If a good proportion of your life is spent texture mapping polygon meshes, then you should probably install Roadkill.
The latest version is a standalone application that can be called from Maya, 3DS Max and now Softimage XSI (link is currently dead).
Have a look at the first Roadkill example movie to get a good idea of it's usage.
If you find this software useful please tell us and provide links to example images.
You could also mirror some of our example movies. Roadkill is free software released under the GNU license.

Load and Save OBJ files, Live Unwrap, Live Pin and Pull, Show Polygon Stretching, Topological and Loop Edge Selection.
Roadkill 1.1 Manual by Andy Swann (please mail me if you spot any errors)
Roadkill workflow with Poser by English Bob

Downloads For Windows


Update 13/06/2017
Roadkill 1.1 Tested on Maya 2017 running on Windows 10
Roadkill 1.1 (RC2) PC Source Code

Installation For Maya
Double click Roadkill 1_1 Install.exe and click Install.

Copy RoadKill.mel from the installation directory
C:\Program Files (x86)\Roadkill1_1
and paste into your user's Maya script folder
e.g. C:\Users\your_user_name\Documents\maya\2013-x64\scripts

RoadKill the stand alone app will now be under Start -> Programs -> Roadkill 1.1

Typing RoadKill (capital R and K!) on the command line of Maya will bring up the control box.

Create a UV wrap using Maya's Roadkill plugin

You need good UV unwrapping of your model for good results.
UV mapping is the technique used to 'wrap' a 2D image texture onto a 3D mesh.
If you've painted texture maps in the past,
you'll know that bad UV mapping coordinates can make the texturing process painful.
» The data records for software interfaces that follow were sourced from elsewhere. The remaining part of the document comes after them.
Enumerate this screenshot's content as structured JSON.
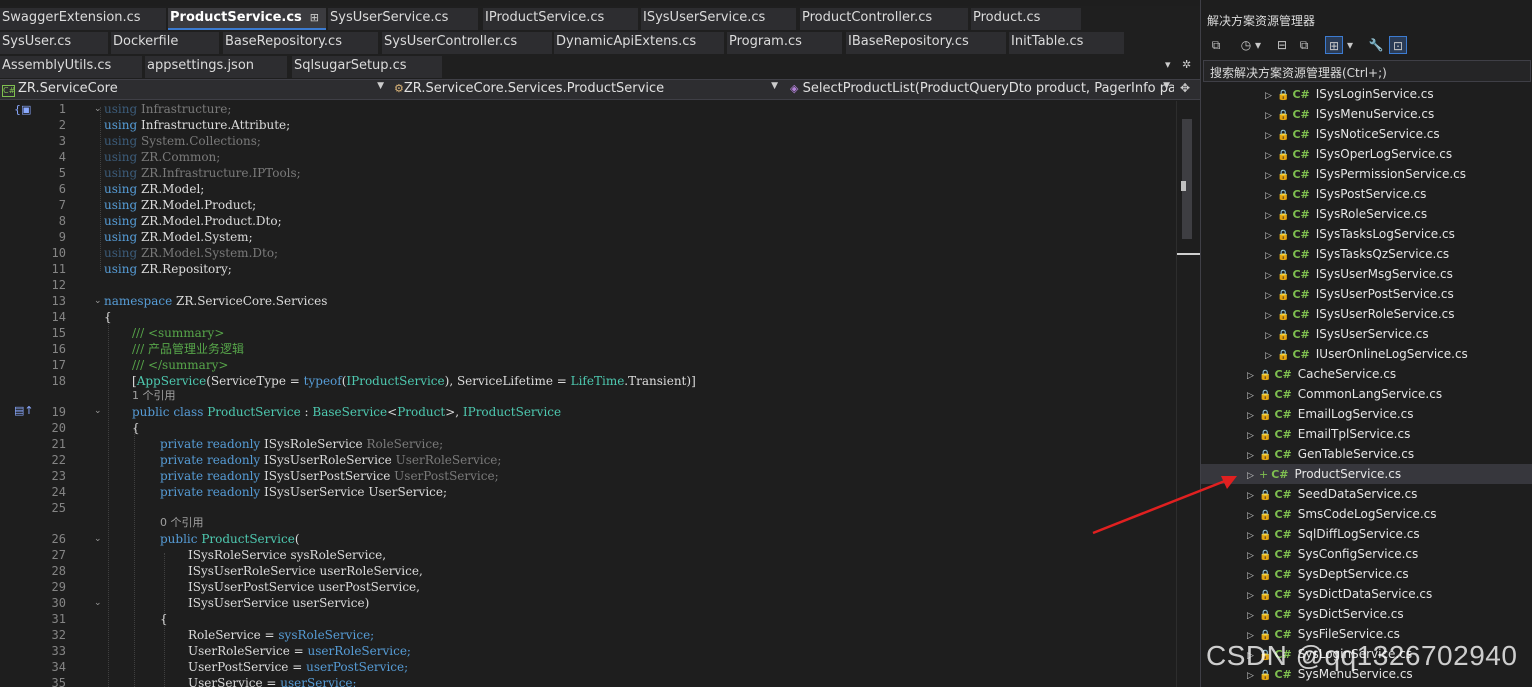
{
  "tabs_row1": [
    {
      "label": "SwaggerExtension.cs"
    },
    {
      "label": "ProductService.cs",
      "pin": "⊞",
      "close": "✕"
    },
    {
      "label": "SysUserService.cs"
    },
    {
      "label": "IProductService.cs"
    },
    {
      "label": "ISysUserService.cs"
    },
    {
      "label": "ProductController.cs"
    },
    {
      "label": "Product.cs"
    }
  ],
  "tabs_row2": [
    {
      "label": "SysUser.cs"
    },
    {
      "label": "Dockerfile"
    },
    {
      "label": "BaseRepository.cs"
    },
    {
      "label": "SysUserController.cs"
    },
    {
      "label": "DynamicApiExtens.cs"
    },
    {
      "label": "Program.cs"
    },
    {
      "label": "IBaseRepository.cs"
    },
    {
      "label": "InitTable.cs"
    }
  ],
  "tabs_row3": [
    {
      "label": "AssemblyUtils.cs"
    },
    {
      "label": "appsettings.json"
    },
    {
      "label": "SqlsugarSetup.cs"
    }
  ],
  "tab_controls": {
    "dropdown": "▾",
    "settings": "✲"
  },
  "navbar": {
    "project": "ZR.ServiceCore",
    "type": "ZR.ServiceCore.Services.ProductService",
    "member": "SelectProductList(ProductQueryDto product, PagerInfo pager",
    "split_icon": "✥"
  },
  "line_numbers": [
    "1",
    "2",
    "3",
    "4",
    "5",
    "6",
    "7",
    "8",
    "9",
    "10",
    "11",
    "12",
    "13",
    "14",
    "15",
    "16",
    "17",
    "18",
    "",
    "19",
    "20",
    "21",
    "22",
    "23",
    "24",
    "25",
    "",
    "26",
    "27",
    "28",
    "29",
    "30",
    "31",
    "32",
    "33",
    "34",
    "35"
  ],
  "code": {
    "l1": [
      "using",
      "Infrastructure;"
    ],
    "l2": [
      "using",
      "Infrastructure.Attribute;"
    ],
    "l3": [
      "using",
      "System.Collections;"
    ],
    "l4": [
      "using",
      "ZR.Common;"
    ],
    "l5": [
      "using",
      "ZR.Infrastructure.IPTools;"
    ],
    "l6": [
      "using",
      "ZR.Model;"
    ],
    "l7": [
      "using",
      "ZR.Model.Product;"
    ],
    "l8": [
      "using",
      "ZR.Model.Product.Dto;"
    ],
    "l9": [
      "using",
      "ZR.Model.System;"
    ],
    "l10": [
      "using",
      "ZR.Model.System.Dto;"
    ],
    "l11": [
      "using",
      "ZR.Repository;"
    ],
    "l13": [
      "namespace",
      "ZR.ServiceCore.Services"
    ],
    "l14": "{",
    "l15": "/// <summary>",
    "l16": "/// 产品管理业务逻辑",
    "l17": "/// </summary>",
    "l18": [
      "[",
      "AppService",
      "(ServiceType = ",
      "typeof",
      "(",
      "IProductService",
      "), ServiceLifetime = ",
      "LifeTime",
      ".Transient)]"
    ],
    "lens1": "1 个引用",
    "l19": [
      "public",
      "class",
      "ProductService",
      ":",
      "BaseService",
      "<",
      "Product",
      ">, ",
      "IProductService"
    ],
    "l20": "{",
    "l21": [
      "private",
      "readonly",
      "ISysRoleService",
      "RoleService;"
    ],
    "l22": [
      "private",
      "readonly",
      "ISysUserRoleService",
      "UserRoleService;"
    ],
    "l23": [
      "private",
      "readonly",
      "ISysUserPostService",
      "UserPostService;"
    ],
    "l24": [
      "private",
      "readonly",
      "ISysUserService",
      "UserService;"
    ],
    "lens2": "0 个引用",
    "l26": [
      "public",
      "ProductService",
      "("
    ],
    "l27": [
      "ISysRoleService",
      "sysRoleService,"
    ],
    "l28": [
      "ISysUserRoleService",
      "userRoleService,"
    ],
    "l29": [
      "ISysUserPostService",
      "userPostService,"
    ],
    "l30": [
      "ISysUserService",
      "userService)"
    ],
    "l31": "{",
    "l32": [
      "RoleService = ",
      "sysRoleService;"
    ],
    "l33": [
      "UserRoleService = ",
      "userRoleService;"
    ],
    "l34": [
      "UserPostService = ",
      "userPostService;"
    ],
    "l35": [
      "UserService = ",
      "userService;"
    ]
  },
  "solution": {
    "title": "解决方案资源管理器",
    "search_placeholder": "搜索解决方案资源管理器(Ctrl+;)",
    "toolbar": [
      "⧉",
      "◷",
      "▾",
      "⊟",
      "⧉",
      "⊞",
      "▾",
      "🔧",
      "⊡"
    ],
    "lock_glyph": "🔒",
    "cs_glyph": "C#",
    "inner_items": [
      "ISysLoginService.cs",
      "ISysMenuService.cs",
      "ISysNoticeService.cs",
      "ISysOperLogService.cs",
      "ISysPermissionService.cs",
      "ISysPostService.cs",
      "ISysRoleService.cs",
      "ISysTasksLogService.cs",
      "ISysTasksQzService.cs",
      "ISysUserMsgService.cs",
      "ISysUserPostService.cs",
      "ISysUserRoleService.cs",
      "ISysUserService.cs",
      "IUserOnlineLogService.cs"
    ],
    "outer_items": [
      "CacheService.cs",
      "CommonLangService.cs",
      "EmailLogService.cs",
      "EmailTplService.cs",
      "GenTableService.cs",
      "ProductService.cs",
      "SeedDataService.cs",
      "SmsCodeLogService.cs",
      "SqlDiffLogService.cs",
      "SysConfigService.cs",
      "SysDeptService.cs",
      "SysDictDataService.cs",
      "SysDictService.cs",
      "SysFileService.cs",
      "SysLoginService.cs",
      "SysMenuService.cs"
    ],
    "new_item": "ProductService.cs",
    "new_item_prefix": "+"
  },
  "watermark": "CSDN @qq1326702940",
  "colors": {
    "arrow": "#e02020",
    "keyword": "#569cd6",
    "type": "#4ec9b0",
    "comment": "#57a64a"
  }
}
Be inspired by these incredible examples of 3D art.
It's best to start with a clean mesh.
This means your mesh has been created with all quadrangular faces, and has no extra vertices.
When you're happy with your mesh, you are ready for the next step: UV unwrapping. I use the Roadkill professional plugin for Maya.
It automatically lays out UV co-ordinates and minimises distortion in just a few clicks.
Here's how I do it.

01. Run the plugin

Firstly you'll need to run the plugin by typing Roadkill into the Maya MEL editor, and press Enter. Now select your model and check all boxes in Roadkill then press unwrap.

02. Select the model

Now it's time to select the model you want your 2D image texture to wrap on to.
Press E on the keyboard, or Edge mode-Select (press E) inside Roadkill and drag-select the model to make it live.
The Roadkill interface is just like Maya, so Alt+left click will rotate, Alt+middle click will pan and Alt+right click will Zoom.

03. Position your seams

It is usually best to place seams where real clothing has seams (where the panels of cloth would be sewn together).
This method is more realistic and it reduces the pain of hiding seams. If the seams are not placed in a realistic location, you will need to make sure you can paint textures in a way that the seams will not be visible.
Try to keep UV seams to a minimum and carefully choose where to place them so they are least visible to the viewer.

03. Cut your wrap

Once you decide where you want to place the seams just Shift+click to select the edges one by one or double-click the edges.
Now press C or Edge mode-Cut select for cutting edges.
If you want to be able to stitch the edges back together, select the edge and press W or have Edge mode-Weld selected.

04. Export the UV Map for texturing

You have now finished the UV map, so exit the file (you don't even have to save it). It will now update back in Maya with its new UV.
You can then create a snapshot of this map to paint your texture map. Select Polygons>UV Snapshot and now go and have some fun painting a texture for your 3D model.